Supplied records:
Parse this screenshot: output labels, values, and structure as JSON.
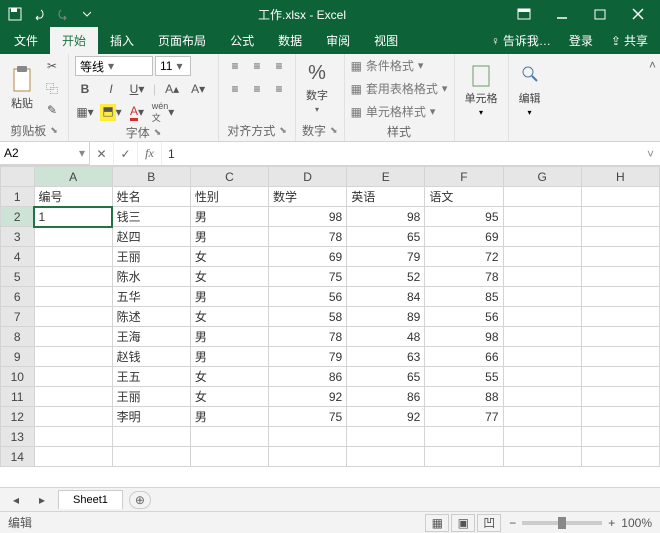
{
  "title": "工作.xlsx - Excel",
  "tabs": [
    "文件",
    "开始",
    "插入",
    "页面布局",
    "公式",
    "数据",
    "审阅",
    "视图"
  ],
  "active_tab": 1,
  "tellme": "告诉我…",
  "signin": "登录",
  "share": "共享",
  "ribbon": {
    "clipboard": {
      "label": "剪贴板",
      "paste": "粘贴"
    },
    "font": {
      "label": "字体",
      "name": "等线",
      "size": "11"
    },
    "align": {
      "label": "对齐方式"
    },
    "number": {
      "label": "数字",
      "btn": "%",
      "big": "数字"
    },
    "styles": {
      "label": "样式",
      "cond": "条件格式",
      "tbl": "套用表格格式",
      "cell": "单元格样式"
    },
    "cells": {
      "label": "单元格"
    },
    "editing": {
      "label": "编辑"
    }
  },
  "namebox": "A2",
  "formula": "1",
  "columns": [
    "A",
    "B",
    "C",
    "D",
    "E",
    "F",
    "G",
    "H"
  ],
  "headers": [
    "编号",
    "姓名",
    "性别",
    "数学",
    "英语",
    "语文"
  ],
  "rows": [
    {
      "n": 2,
      "a": "1",
      "b": "钱三",
      "c": "男",
      "d": 98,
      "e": 98,
      "f": 95
    },
    {
      "n": 3,
      "a": "",
      "b": "赵四",
      "c": "男",
      "d": 78,
      "e": 65,
      "f": 69
    },
    {
      "n": 4,
      "a": "",
      "b": "王丽",
      "c": "女",
      "d": 69,
      "e": 79,
      "f": 72
    },
    {
      "n": 5,
      "a": "",
      "b": "陈水",
      "c": "女",
      "d": 75,
      "e": 52,
      "f": 78
    },
    {
      "n": 6,
      "a": "",
      "b": "五华",
      "c": "男",
      "d": 56,
      "e": 84,
      "f": 85
    },
    {
      "n": 7,
      "a": "",
      "b": "陈述",
      "c": "女",
      "d": 58,
      "e": 89,
      "f": 56
    },
    {
      "n": 8,
      "a": "",
      "b": "王海",
      "c": "男",
      "d": 78,
      "e": 48,
      "f": 98
    },
    {
      "n": 9,
      "a": "",
      "b": "赵钱",
      "c": "男",
      "d": 79,
      "e": 63,
      "f": 66
    },
    {
      "n": 10,
      "a": "",
      "b": "王五",
      "c": "女",
      "d": 86,
      "e": 65,
      "f": 55
    },
    {
      "n": 11,
      "a": "",
      "b": "王丽",
      "c": "女",
      "d": 92,
      "e": 86,
      "f": 88
    },
    {
      "n": 12,
      "a": "",
      "b": "李明",
      "c": "男",
      "d": 75,
      "e": 92,
      "f": 77
    }
  ],
  "sheet": "Sheet1",
  "status": "编辑",
  "zoom": "100%"
}
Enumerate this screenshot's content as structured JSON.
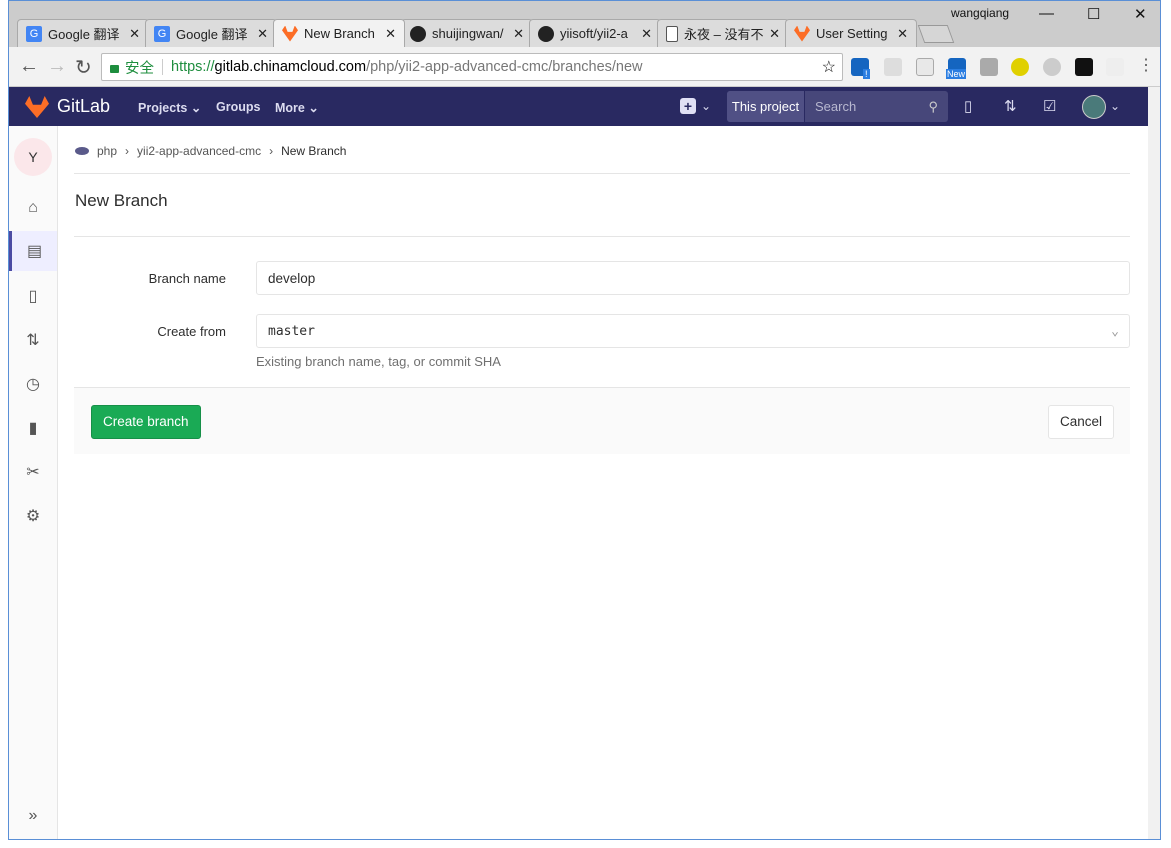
{
  "browser": {
    "user": "wangqiang",
    "tabs": [
      {
        "label": "Google 翻译",
        "icon": "google-translate-icon"
      },
      {
        "label": "Google 翻译",
        "icon": "google-translate-icon"
      },
      {
        "label": "New Branch",
        "icon": "gitlab-icon",
        "active": true
      },
      {
        "label": "shuijingwan/",
        "icon": "github-icon"
      },
      {
        "label": "yiisoft/yii2-a",
        "icon": "github-icon"
      },
      {
        "label": "永夜 – 没有不",
        "icon": "page-icon"
      },
      {
        "label": "User Setting",
        "icon": "gitlab-icon"
      }
    ],
    "secure_label": "安全",
    "url_scheme": "https://",
    "url_host": "gitlab.chinamcloud.com",
    "url_path": "/php/yii2-app-advanced-cmc/branches/new",
    "ext_badge_new": "New",
    "ext_badge_alert": "!"
  },
  "gitlab": {
    "brand": "GitLab",
    "nav": {
      "projects": "Projects",
      "groups": "Groups",
      "more": "More"
    },
    "search": {
      "scope": "This project",
      "placeholder": "Search"
    },
    "project_initial": "Y"
  },
  "breadcrumb": [
    "php",
    "yii2-app-advanced-cmc",
    "New Branch"
  ],
  "page": {
    "title": "New Branch",
    "branch_name_label": "Branch name",
    "branch_name_value": "develop",
    "create_from_label": "Create from",
    "create_from_value": "master",
    "help": "Existing branch name, tag, or commit SHA",
    "create_button": "Create branch",
    "cancel_button": "Cancel"
  },
  "colors": {
    "navbar": "#292961",
    "create": "#1aaa55"
  }
}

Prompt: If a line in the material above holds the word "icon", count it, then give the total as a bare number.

Reply to the exercise: 7